I first heard about it on the Teach Write site.

I won’t lie: I took off with it like a dog with a bone.

This is a very simple, but powerful practice.

List all of the “wins”, or accomplishments, for the day or week.

Sometimes I set a timer. Other times I just write until I feel I’m done.



When I first start writing my list, I feel like I’m running on empty.

I grasp for anything that sounds like a “win”.

Then, after three to five entries, something unexpected happens.

Every item I write leads to another win.

Another celebration.

Sometimes the wins are small.

Like: I finally threw out my son’s Vans that our dog chewed up 4 months ago.

Sometimes they’re significant.

Like when I listed all of the things I created in a week for myself, my students and my family.

Sometimes they’re meaningful.

Like: I received three very positive and complimentary messages from parents.

The benefits of this practice are valuable.

I’ve discovered that listing my wins helps me review my day or week.

That’s something I haven’t done often enough.

Until now.

Then, I discover all of the things I accomplished during the day with my students, for myself and my family.

Before I know it, I can’t stop adding to my list!

Each item makes me smile.

Each new memory fills me with gratitude.

And hope.

Especially on those days when (it seemed that) nothing went well, I read over my list.

And, I muster the strength I need to give it another go.

And, that’s a win.

Cross posted to The Two Writing Teachers Tuesday Slice of Life Challenge.

The Perfect Day

You know that excitement you get when things are just flowing?

Everything seems to be working just the way you envisioned it.

You remembered to do everything you were supposed to do.

You shifted smoothly from task to task.

You toggled seamlessly from Google Meet to Microsoft Teams meetings and back again.

Your to-do list for the day is done and you crossed all the t’s and dotted every i.

Pixels Image

Your desk is a mess ‘cause you’ve been working so hard.

You’re about to call it quits for the night and then you decide to open up your email account from students. One. Last. Time.

And, then you see it.

The student you were supposed to meet with, the one you’ve been after for so long and who seems to be avoiding you, emails to tell you she was there, but you weren’t.

And you realize that being in the “flow” is not the same as being finished.

And that nothing is perfect.

And your work is truly never done.

And, had you known that critical tidbit of information before going into teaching, would you still have done it anyway?

And, of course, you know the answer to that question.

Because being a teacher is your life’s calling.

And, so you pick up the pieces that fell through the cracks and start all over again the next day.

You can’t remember everything ‘cause there are so many things to remember and so many things to do. So many.
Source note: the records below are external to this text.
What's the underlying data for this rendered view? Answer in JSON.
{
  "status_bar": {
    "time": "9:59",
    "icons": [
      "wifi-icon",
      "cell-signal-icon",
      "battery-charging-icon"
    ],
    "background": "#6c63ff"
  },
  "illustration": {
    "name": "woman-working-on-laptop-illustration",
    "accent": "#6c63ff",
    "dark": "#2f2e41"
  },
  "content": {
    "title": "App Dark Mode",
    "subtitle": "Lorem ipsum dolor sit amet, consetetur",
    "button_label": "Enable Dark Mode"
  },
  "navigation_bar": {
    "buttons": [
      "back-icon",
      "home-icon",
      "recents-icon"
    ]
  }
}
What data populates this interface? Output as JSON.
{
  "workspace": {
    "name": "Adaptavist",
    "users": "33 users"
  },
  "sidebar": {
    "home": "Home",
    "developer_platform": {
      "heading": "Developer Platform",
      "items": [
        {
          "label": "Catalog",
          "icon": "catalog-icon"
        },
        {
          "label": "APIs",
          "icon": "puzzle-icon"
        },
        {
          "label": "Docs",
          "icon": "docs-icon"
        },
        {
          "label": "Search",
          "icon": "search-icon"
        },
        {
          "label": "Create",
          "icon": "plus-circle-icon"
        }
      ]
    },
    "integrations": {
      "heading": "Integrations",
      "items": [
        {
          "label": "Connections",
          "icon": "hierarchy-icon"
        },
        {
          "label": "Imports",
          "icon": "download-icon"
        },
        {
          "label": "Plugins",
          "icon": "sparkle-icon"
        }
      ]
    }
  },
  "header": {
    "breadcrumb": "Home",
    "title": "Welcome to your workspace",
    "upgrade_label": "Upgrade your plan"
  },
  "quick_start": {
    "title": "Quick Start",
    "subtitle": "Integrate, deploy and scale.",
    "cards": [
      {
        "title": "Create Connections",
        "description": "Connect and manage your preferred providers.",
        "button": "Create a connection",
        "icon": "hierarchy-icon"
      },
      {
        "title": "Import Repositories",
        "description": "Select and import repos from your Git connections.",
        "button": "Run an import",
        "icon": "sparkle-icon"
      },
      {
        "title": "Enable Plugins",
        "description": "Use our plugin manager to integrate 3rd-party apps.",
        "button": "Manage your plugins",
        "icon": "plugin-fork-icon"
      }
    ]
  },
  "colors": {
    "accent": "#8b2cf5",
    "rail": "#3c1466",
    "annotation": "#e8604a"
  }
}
So, you apologize.

You reschedule.

You forgive yourself.

Tomorrow is another day.

It’s time to put this one to bed.

Cross posted to The Two Writing Teachers Tuesday Slice of Life Story Challenge.